Although CFA owned a share in the Quincy Canal Company given to him by JQA, CFA attended so that he could represent JQA’s interest.

Wednesday. 13th. CFA Wednesday. 13th. CFA
Wednesday. 13th.

The Weather was cold and the sky cloudy this morning when I went to the Office. It began to snow but it did not moderate sufficiently to allow of the fall of any quantity. I was engaged in the supervision of the repairs necessary for the House in the rear of my Office. It gives me much trouble, as I find myself standing in danger of being taken in constantly by workmen or others who think me young and easy to be imposed upon. One man cautions me, and another man cautions me until I feel as if I had rather more to do than I was able. But this is my first trial on this Agency. So long as Houses are occupied, it is an easy business, but when empty, and they need considerable repair, the trial begins.

I called in a few moments to see Mr. Brooks, and wrote a part of a letter to my Father on business, from which I desisted to see Mr. Curtis who came in to talk over the unfortunate affair of Mr. Vaughan. My father wrote me a letter upon the subject,1 but we decided upon nothing. He advises Mr. Curtis to go to England in person, but he seems rather doubtful upon it. Returned home. After dinner read the remarks by various Authors upon the Oedipus of Sophocles, La Harpe and Brumoy, who agree in their praises. It is a good tragedy but not so much to my taste as the wilder ones of Aeschylus. I also finished my Dissertation which upon reading over I did not admire. It did not appear to me as well as I expected. Evening at home reading Clarissa, until Mr. William Brooks came in who sat with us for a very considerable time.2 He is a cousin of Abby’s, and was tolerably agreeable.

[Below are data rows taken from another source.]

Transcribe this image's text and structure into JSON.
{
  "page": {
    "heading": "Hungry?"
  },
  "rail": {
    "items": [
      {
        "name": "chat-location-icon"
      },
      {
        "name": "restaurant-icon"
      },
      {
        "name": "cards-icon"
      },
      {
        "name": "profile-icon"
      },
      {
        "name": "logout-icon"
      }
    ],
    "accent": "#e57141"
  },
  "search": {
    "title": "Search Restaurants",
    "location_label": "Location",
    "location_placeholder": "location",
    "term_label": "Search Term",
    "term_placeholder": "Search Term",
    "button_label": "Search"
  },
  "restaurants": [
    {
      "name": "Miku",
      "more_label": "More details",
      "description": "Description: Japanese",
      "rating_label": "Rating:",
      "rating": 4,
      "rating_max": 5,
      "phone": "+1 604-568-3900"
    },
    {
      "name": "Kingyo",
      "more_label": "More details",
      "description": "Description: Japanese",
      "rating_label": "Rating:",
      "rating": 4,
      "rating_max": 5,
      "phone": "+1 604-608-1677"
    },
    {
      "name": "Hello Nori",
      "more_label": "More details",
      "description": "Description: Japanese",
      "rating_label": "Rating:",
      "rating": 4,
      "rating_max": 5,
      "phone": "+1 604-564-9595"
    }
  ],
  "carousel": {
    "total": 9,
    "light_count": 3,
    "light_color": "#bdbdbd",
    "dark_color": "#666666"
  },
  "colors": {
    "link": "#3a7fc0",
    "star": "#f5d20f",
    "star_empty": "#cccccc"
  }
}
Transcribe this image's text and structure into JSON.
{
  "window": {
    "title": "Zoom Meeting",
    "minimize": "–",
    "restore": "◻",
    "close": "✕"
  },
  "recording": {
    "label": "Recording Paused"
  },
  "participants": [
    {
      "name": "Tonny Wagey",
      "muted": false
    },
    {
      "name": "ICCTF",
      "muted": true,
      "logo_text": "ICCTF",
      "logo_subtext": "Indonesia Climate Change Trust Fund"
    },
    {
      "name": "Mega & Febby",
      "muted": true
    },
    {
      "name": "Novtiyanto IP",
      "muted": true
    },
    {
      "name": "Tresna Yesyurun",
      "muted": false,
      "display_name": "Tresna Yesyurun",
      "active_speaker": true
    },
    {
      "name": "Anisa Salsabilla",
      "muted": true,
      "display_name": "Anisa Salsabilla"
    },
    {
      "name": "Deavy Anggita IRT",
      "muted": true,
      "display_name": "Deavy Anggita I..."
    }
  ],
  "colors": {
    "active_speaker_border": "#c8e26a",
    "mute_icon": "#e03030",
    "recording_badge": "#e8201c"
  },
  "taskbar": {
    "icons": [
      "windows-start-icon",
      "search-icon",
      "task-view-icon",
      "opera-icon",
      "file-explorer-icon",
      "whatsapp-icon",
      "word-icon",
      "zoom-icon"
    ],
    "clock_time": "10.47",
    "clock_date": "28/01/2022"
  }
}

8 Jan. (Adams Papers). Following the dispatch to Petty Vaughan, the English agent of Thomas Boylston, of papers designed to effect the transfer of funds collected by Vaughan from the French Government and due the Boylston estate (see above, entries for 12 Sept., note, and 2 Nov. 1829, note. 2 Nov. 1829, notes ), Vaughan acknowledged their receipt but delayed proceeding because he was “sick in bed.” A second letter from him to JQA, enclosed by CFA in his letter of 31 Dec., brought information that Vaughan had, at some point after collecting the funds, placed them in the hands of his uncle, William Vaughan, whose failure Petty Vaughan 132had now to report. Though JQA had known and respected William Vaughan for nearly fifty years, he suspected that Petty Vaughan, knowing of his uncle’s financial straits, had placed the money with him, hoping thereby to provide him temporary relief, JQA’s proposal that Nathaniel Curtis, his coexecutor, go to England, like other efforts initiated to recover the funds, came to nothing. CFA seems to have been involved in this phase only as a conveyor of messages and correspondence. See JQA, Diary, 8, 13, 23, 28 Jan.; JQA to Nathaniel Curtis, 8 Jan., to Nathaniel Curtis and Mrs. W. N. Boylston, 13, 23 Jan., 4 Feb. (all LbCs and in Adams Papers).


William Gray Brooks, a son of Peter C. Brooks’ brother Cotton Brown Brooks of Portland (1765–1834), in 1833 married another cousin of ABA’s, Mary Ann Phillips (b. 1808), daughter of Lydia (Gorham) and John Phillips of Andover. Their sons included Phillips Brooks ( DAB ). William Gray Brooks’ Diary in 9 vols. (1838–1877, with breaks) is among the Brooks MSS, MHi.